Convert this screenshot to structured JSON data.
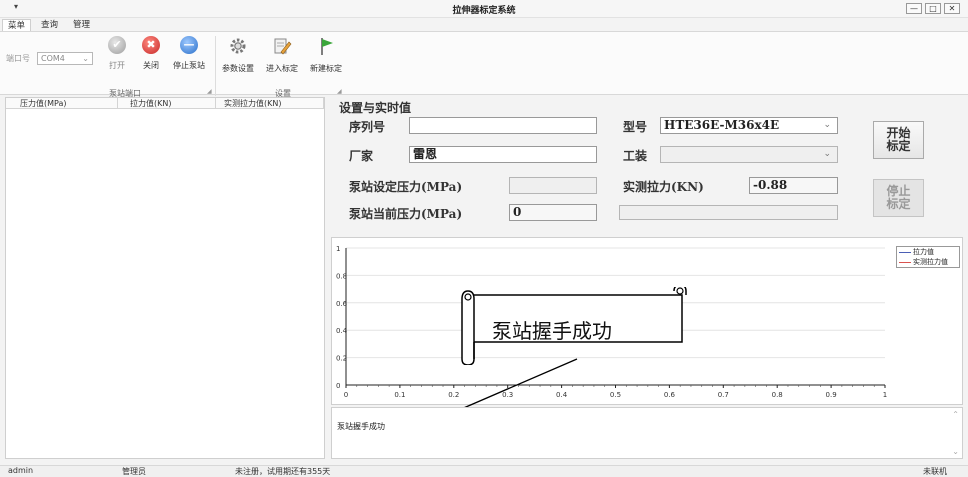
{
  "window": {
    "title": "拉伸器标定系统",
    "quick_access": "▾",
    "btn_min": "—",
    "btn_max": "□",
    "btn_close": "✕",
    "ribbon_collapse": "◇"
  },
  "menu_tabs": [
    "菜单",
    "查询",
    "管理"
  ],
  "ribbon": {
    "port_label": "端口号",
    "port_value": "COM4",
    "open_label": "打开",
    "close_label": "关闭",
    "stop_pump_label": "停止泵站",
    "params_label": "参数设置",
    "enter_calib_label": "进入标定",
    "new_calib_label": "新建标定",
    "group_pump": "泵站端口",
    "group_settings": "设置"
  },
  "table": {
    "columns": [
      "压力值(MPa)",
      "拉力值(KN)",
      "实测拉力值(KN)"
    ]
  },
  "settings": {
    "heading": "设置与实时值",
    "serial_label": "序列号",
    "serial_value": "",
    "model_label": "型号",
    "model_value": "HTE36E-M36x4E",
    "vendor_label": "厂家",
    "vendor_value": "雷恩",
    "fixture_label": "工装",
    "fixture_value": "",
    "set_pressure_label": "泵站设定压力(MPa)",
    "set_pressure_value": "",
    "measured_force_label": "实测拉力(KN)",
    "measured_force_value": "-0.88",
    "cur_pressure_label": "泵站当前压力(MPa)",
    "cur_pressure_value": "0",
    "cur_pressure_extra": "",
    "start_btn": "开始\n标定",
    "stop_btn": "停止\n标定"
  },
  "chart": {
    "yticks": [
      "1",
      "0.8",
      "0.6",
      "0.4",
      "0.2",
      "0"
    ],
    "xticks": [
      "0",
      "0.1",
      "0.2",
      "0.3",
      "0.4",
      "0.5",
      "0.6",
      "0.7",
      "0.8",
      "0.9",
      "1"
    ],
    "legend": [
      {
        "name": "拉力值",
        "color": "#4b5fb5"
      },
      {
        "name": "实测拉力值",
        "color": "#d9534f"
      }
    ]
  },
  "log": {
    "text": "泵站握手成功"
  },
  "callout": {
    "text": "泵站握手成功"
  },
  "status": {
    "user": "admin",
    "role": "管理员",
    "license": "未注册，试用期还有355天",
    "connection": "未联机"
  }
}
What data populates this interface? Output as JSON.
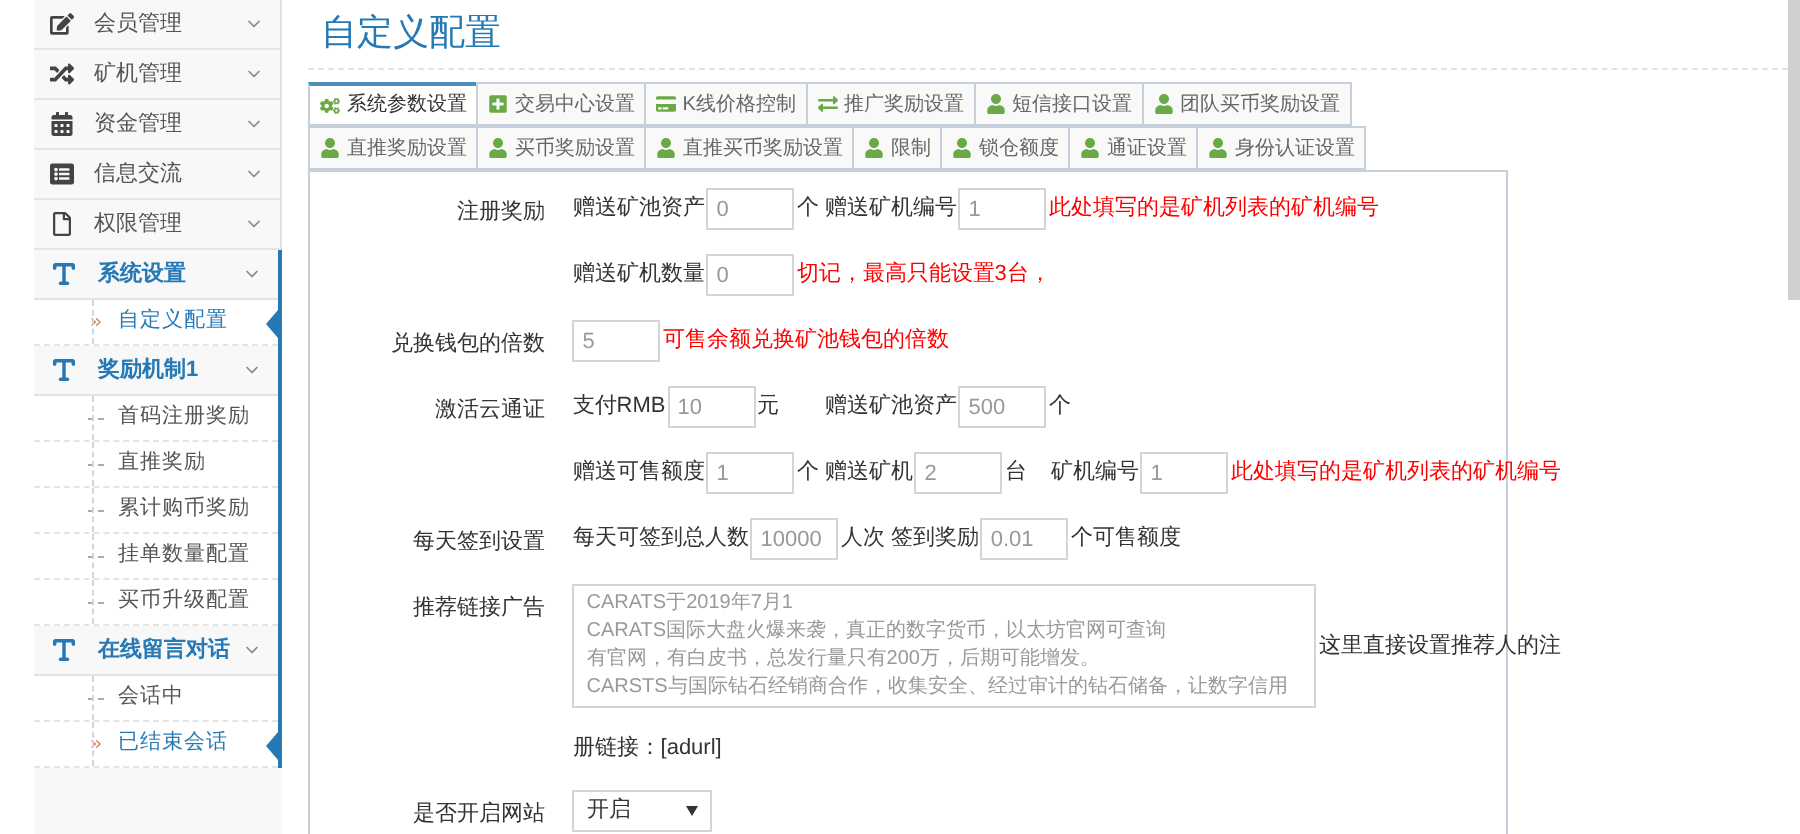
{
  "sidebar": {
    "items": [
      {
        "label": "会员管理",
        "expanded": false
      },
      {
        "label": "矿机管理",
        "expanded": false
      },
      {
        "label": "资金管理",
        "expanded": false
      },
      {
        "label": "信息交流",
        "expanded": false
      },
      {
        "label": "权限管理",
        "expanded": false
      },
      {
        "label": "系统设置",
        "expanded": true,
        "children": [
          {
            "label": "自定义配置",
            "selected": true
          }
        ]
      },
      {
        "label": "奖励机制1",
        "expanded": true,
        "children": [
          {
            "label": "首码注册奖励",
            "selected": false
          },
          {
            "label": "直推奖励",
            "selected": false
          },
          {
            "label": "累计购币奖励",
            "selected": false
          },
          {
            "label": "挂单数量配置",
            "selected": false
          },
          {
            "label": "买币升级配置",
            "selected": false
          }
        ]
      },
      {
        "label": "在线留言对话",
        "expanded": true,
        "children": [
          {
            "label": "会话中",
            "selected": false
          },
          {
            "label": "已结束会话",
            "selected": true
          }
        ]
      }
    ]
  },
  "page_title": "自定义配置",
  "tabs": [
    {
      "label": "系统参数设置",
      "selected": true
    },
    {
      "label": "交易中心设置",
      "selected": false
    },
    {
      "label": "K线价格控制",
      "selected": false
    },
    {
      "label": "推广奖励设置",
      "selected": false
    },
    {
      "label": "短信接口设置",
      "selected": false
    },
    {
      "label": "团队买币奖励设置",
      "selected": false
    },
    {
      "label": "直推奖励设置",
      "selected": false
    },
    {
      "label": "买币奖励设置",
      "selected": false
    },
    {
      "label": "直推买币奖励设置",
      "selected": false
    },
    {
      "label": "限制",
      "selected": false
    },
    {
      "label": "锁仓额度",
      "selected": false
    },
    {
      "label": "通证设置",
      "selected": false
    },
    {
      "label": "身份认证设置",
      "selected": false
    }
  ],
  "form": {
    "rows": [
      {
        "label": "注册奖励",
        "lines": [
          [
            [
              {
                "kind": "text",
                "text": "赠送矿池资产"
              },
              {
                "kind": "input",
                "value": "0"
              },
              {
                "kind": "text",
                "text": "个"
              }
            ],
            [
              {
                "kind": "text",
                "text": "赠送矿机编号"
              },
              {
                "kind": "input",
                "value": "1"
              },
              {
                "kind": "note",
                "text": "此处填写的是矿机列表的矿机编号"
              }
            ]
          ],
          [
            [
              {
                "kind": "text",
                "text": "赠送矿机数量"
              },
              {
                "kind": "input",
                "value": "0"
              },
              {
                "kind": "note",
                "text": "切记，最高只能设置3台，"
              }
            ]
          ]
        ]
      },
      {
        "label": "兑换钱包的倍数",
        "lines": [
          [
            [
              {
                "kind": "input",
                "value": "5"
              },
              {
                "kind": "note",
                "text": "可售余额兑换矿池钱包的倍数"
              }
            ]
          ]
        ]
      },
      {
        "label": "激活云通证",
        "lines": [
          [
            [
              {
                "kind": "text",
                "text": "支付RMB"
              },
              {
                "kind": "input",
                "value": "10"
              },
              {
                "kind": "text",
                "text": "元"
              }
            ],
            [
              {
                "kind": "text",
                "text": "赠送矿池资产"
              },
              {
                "kind": "input",
                "value": "500"
              },
              {
                "kind": "text",
                "text": "个"
              }
            ]
          ],
          [
            [
              {
                "kind": "text",
                "text": "赠送可售额度"
              },
              {
                "kind": "input",
                "value": "1"
              },
              {
                "kind": "text",
                "text": "个"
              }
            ],
            [
              {
                "kind": "text",
                "text": "赠送矿机"
              },
              {
                "kind": "input",
                "value": "2"
              },
              {
                "kind": "text",
                "text": "台"
              }
            ],
            [
              {
                "kind": "text",
                "text": "矿机编号"
              },
              {
                "kind": "input",
                "value": "1"
              },
              {
                "kind": "note",
                "text": "此处填写的是矿机列表的矿机编号"
              }
            ]
          ]
        ]
      },
      {
        "label": "每天签到设置",
        "lines": [
          [
            [
              {
                "kind": "text",
                "text": "每天可签到总人数"
              },
              {
                "kind": "input",
                "value": "10000"
              },
              {
                "kind": "text",
                "text": "人次 签到奖励"
              },
              {
                "kind": "input",
                "value": "0.01"
              },
              {
                "kind": "text",
                "text": "个可售额度"
              }
            ]
          ]
        ]
      },
      {
        "label": "推荐链接广告",
        "lines": [
          [
            [
              {
                "kind": "textarea",
                "lines": [
                  "CARATS于2019年7月1",
                  "CARATS国际大盘火爆来袭，真正的数字货币，以太坊官网可查询",
                  "有官网，有白皮书，总发行量只有200万，后期可能增发。",
                  "CARSTS与国际钻石经销商合作，收集安全、经过审计的钻石储备，让数字信用"
                ]
              },
              {
                "kind": "text",
                "text": "这里直接设置推荐人的注"
              }
            ]
          ],
          [
            [
              {
                "kind": "text",
                "text": "册链接：[adurl]"
              }
            ]
          ]
        ]
      },
      {
        "label": "是否开启网站",
        "lines": [
          [
            [
              {
                "kind": "select",
                "value": "开启"
              }
            ]
          ]
        ]
      }
    ]
  }
}
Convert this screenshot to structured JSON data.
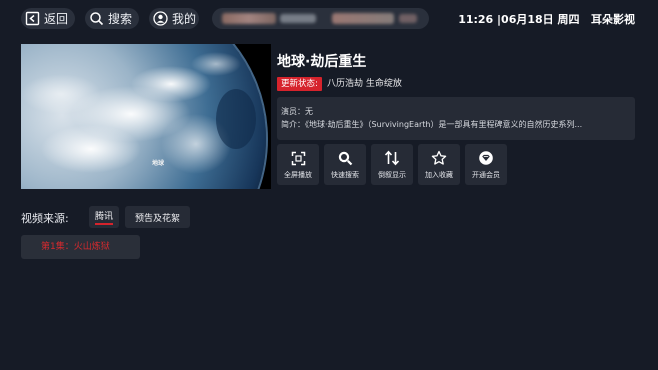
{
  "topbar": {
    "back_label": "返回",
    "search_label": "搜索",
    "mine_label": "我的",
    "clock": "11:26 |06月18日 周四",
    "app_name": "耳朵影视",
    "icons": {
      "back": "back-arrow-icon",
      "search": "search-icon",
      "mine": "user-icon"
    }
  },
  "detail": {
    "title": "地球·劫后重生",
    "status_label": "更新状态:",
    "status_value": "八历浩劫 生命绽放",
    "actors_label": "演员：",
    "actors_value": "无",
    "intro_label": "简介：",
    "intro_value": "《地球·劫后重生》（SurvivingEarth）是一部具有里程碑意义的自然历史系列...",
    "poster_logo": "地球"
  },
  "actions": [
    {
      "label": "全屏播放",
      "icon": "fullscreen-icon"
    },
    {
      "label": "快速搜索",
      "icon": "search-icon"
    },
    {
      "label": "倒叙显示",
      "icon": "sort-icon"
    },
    {
      "label": "加入收藏",
      "icon": "star-icon"
    },
    {
      "label": "开通会员",
      "icon": "vip-icon"
    }
  ],
  "source": {
    "label": "视频来源:",
    "tabs": [
      {
        "label": "腾讯",
        "active": true
      },
      {
        "label": "预告及花絮",
        "active": false
      }
    ]
  },
  "episodes": [
    {
      "label": "第1集：火山炼狱"
    }
  ],
  "colors": {
    "accent": "#d6232c",
    "background": "#161b26",
    "panel": "#262b36"
  }
}
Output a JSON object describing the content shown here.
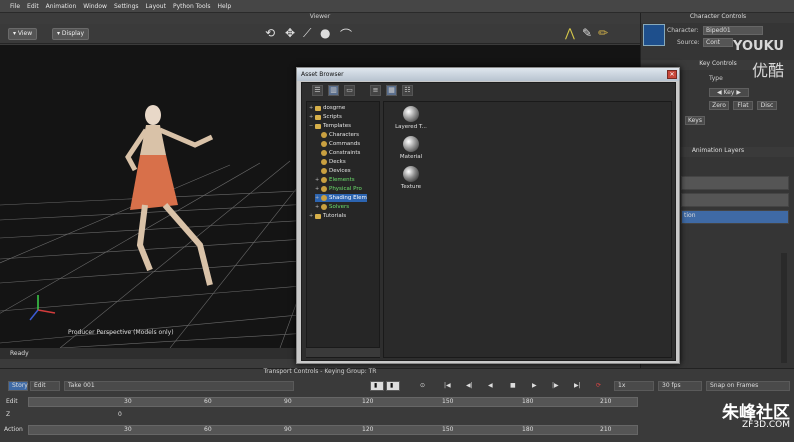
{
  "menubar": [
    "File",
    "Edit",
    "Animation",
    "Window",
    "Settings",
    "Layout",
    "Python Tools",
    "Help"
  ],
  "viewer": {
    "title": "Viewer",
    "view_label": "View",
    "display_label": "Display",
    "perspective_label": "Producer Perspective (Models only)",
    "status": "Ready"
  },
  "character_controls": {
    "title": "Character Controls",
    "character_label": "Character:",
    "character_value": "Biped01",
    "source_label": "Source:",
    "source_value": "Cont",
    "key_controls_title": "Key Controls",
    "type_label": "Type",
    "key_label": "Key",
    "zero_label": "Zero",
    "flat_label": "Flat",
    "disc_label": "Disc",
    "keys_label": "Keys",
    "animation_layers_title": "Animation Layers",
    "layer_selected_label": "tion"
  },
  "watermark_top": {
    "line1": "YOUKU",
    "line2": "优酷"
  },
  "asset_browser": {
    "title": "Asset Browser",
    "tree": [
      {
        "label": "dosgrne",
        "color": "white",
        "depth": 0
      },
      {
        "label": "Scripts",
        "color": "white",
        "depth": 0
      },
      {
        "label": "Templates",
        "color": "white",
        "depth": 0
      },
      {
        "label": "Characters",
        "color": "white",
        "depth": 1
      },
      {
        "label": "Commands",
        "color": "white",
        "depth": 1
      },
      {
        "label": "Constraints",
        "color": "white",
        "depth": 1
      },
      {
        "label": "Decks",
        "color": "white",
        "depth": 1
      },
      {
        "label": "Devices",
        "color": "white",
        "depth": 1
      },
      {
        "label": "Elements",
        "color": "green",
        "depth": 1
      },
      {
        "label": "Physical Pro",
        "color": "green",
        "depth": 1
      },
      {
        "label": "Shading Elem",
        "color": "selected",
        "depth": 1
      },
      {
        "label": "Solvers",
        "color": "green",
        "depth": 1
      },
      {
        "label": "Tutorials",
        "color": "white",
        "depth": 0
      }
    ],
    "assets": [
      {
        "label": "Layered T...",
        "icon": "layered-texture-icon"
      },
      {
        "label": "Material",
        "icon": "material-sphere-icon"
      },
      {
        "label": "Texture",
        "icon": "texture-sphere-icon"
      }
    ]
  },
  "transport": {
    "title": "Transport Controls  -  Keying Group: TR",
    "story_label": "Story",
    "edit_label": "Edit",
    "take_label": "Take 001",
    "speed_label": "1x",
    "fps_label": "30 fps",
    "snap_label": "Snap on Frames",
    "edit_row_label": "Edit",
    "row2_label": "Z",
    "row2_value": "0",
    "action_label": "Action",
    "ticks": [
      "0",
      "30",
      "60",
      "90",
      "120",
      "150",
      "180",
      "210"
    ]
  },
  "watermark_bottom": {
    "line1": "朱峰社区",
    "line2": "ZF3D.COM"
  }
}
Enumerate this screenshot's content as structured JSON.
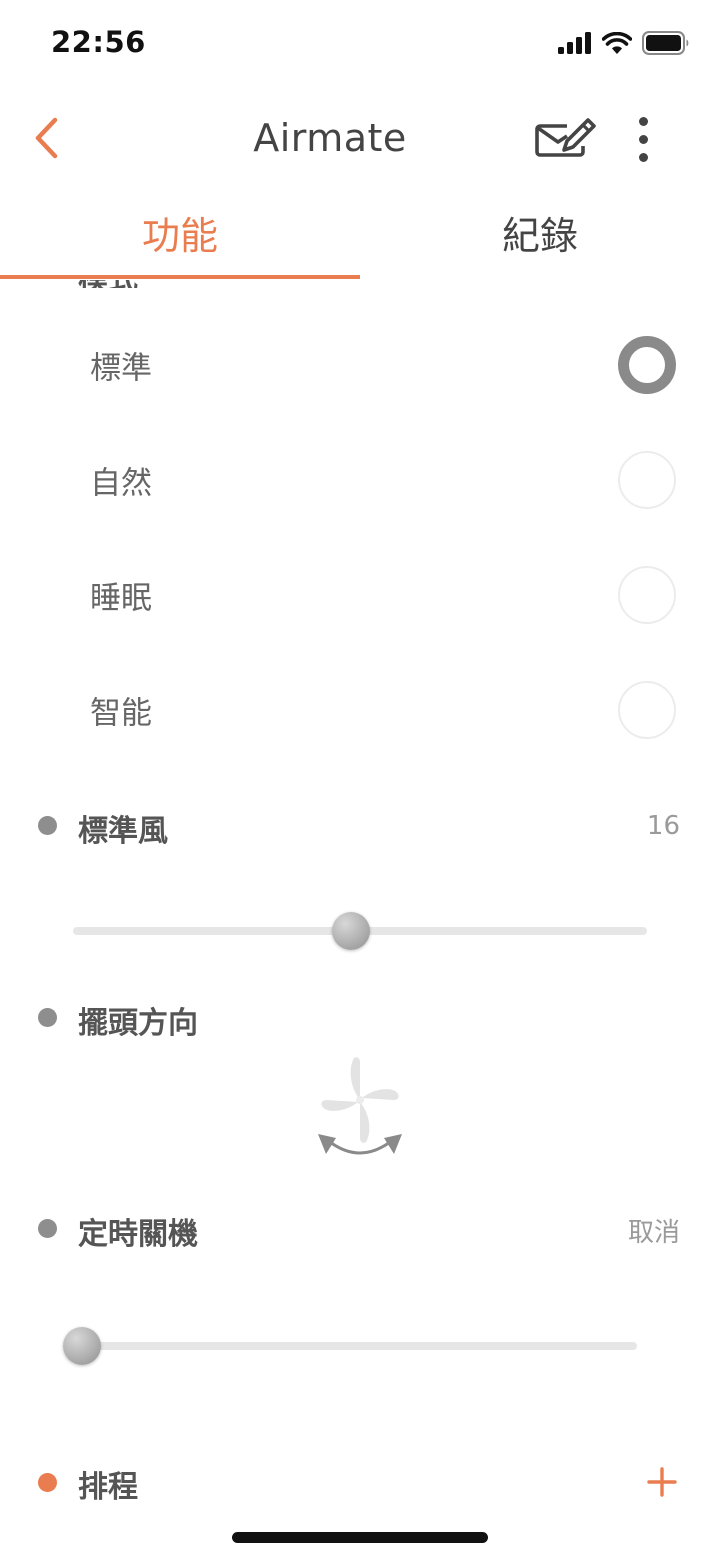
{
  "status_bar": {
    "time": "22:56"
  },
  "header": {
    "title": "Airmate"
  },
  "tabs": [
    {
      "label": "功能",
      "active": true
    },
    {
      "label": "紀錄",
      "active": false
    }
  ],
  "mode": {
    "heading_cutoff": "模式",
    "options": [
      {
        "label": "標準",
        "selected": true
      },
      {
        "label": "自然",
        "selected": false
      },
      {
        "label": "睡眠",
        "selected": false
      },
      {
        "label": "智能",
        "selected": false
      }
    ]
  },
  "wind": {
    "title": "標準風",
    "value": "16",
    "slider_fraction": 0.485
  },
  "oscillation": {
    "title": "擺頭方向",
    "icon": "fan-oscillation-icon"
  },
  "timer": {
    "title": "定時關機",
    "cancel_label": "取消",
    "slider_fraction": 0.0
  },
  "schedule": {
    "title": "排程",
    "add_icon": "plus-icon"
  },
  "colors": {
    "accent": "#ea7d4f",
    "text": "#555555",
    "muted": "#9a9a9a",
    "track": "#e6e6e6",
    "radio_on": "#8a8a8a"
  }
}
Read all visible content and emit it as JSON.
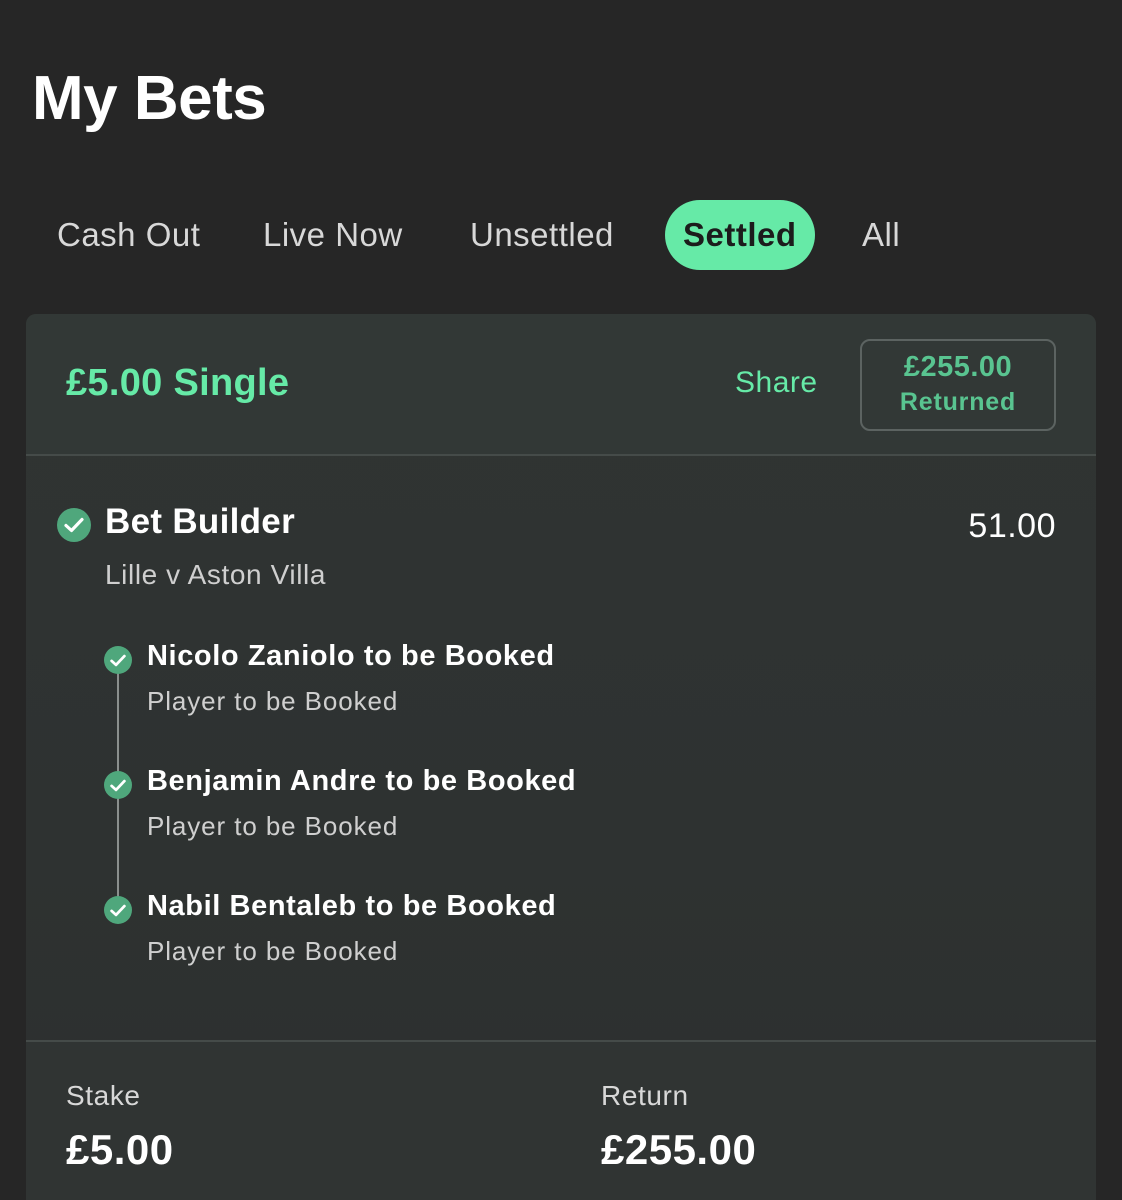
{
  "page": {
    "title": "My Bets"
  },
  "tabs": [
    {
      "label": "Cash Out",
      "active": false
    },
    {
      "label": "Live Now",
      "active": false
    },
    {
      "label": "Unsettled",
      "active": false
    },
    {
      "label": "Settled",
      "active": true
    },
    {
      "label": "All",
      "active": false
    }
  ],
  "bet": {
    "title": "£5.00 Single",
    "share_label": "Share",
    "returned_amount": "£255.00",
    "returned_label": "Returned",
    "builder": {
      "title": "Bet Builder",
      "match": "Lille v Aston Villa",
      "odds": "51.00",
      "status_icon": "check-circle-icon"
    },
    "legs": [
      {
        "title": "Nicolo Zaniolo to be Booked",
        "market": "Player to be Booked"
      },
      {
        "title": "Benjamin Andre to be Booked",
        "market": "Player to be Booked"
      },
      {
        "title": "Nabil Bentaleb to be Booked",
        "market": "Player to be Booked"
      }
    ],
    "stake_label": "Stake",
    "stake_value": "£5.00",
    "return_label": "Return",
    "return_value": "£255.00"
  },
  "colors": {
    "background": "#262626",
    "accent": "#66eaa7",
    "win_green": "#4fa77c",
    "card": "#303433"
  }
}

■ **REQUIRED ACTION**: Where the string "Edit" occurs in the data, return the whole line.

■ **EXERCISE SOLUTION**:
    "Edit",
    "edit_label": "Edit",
    "edit_row_label": "Edit",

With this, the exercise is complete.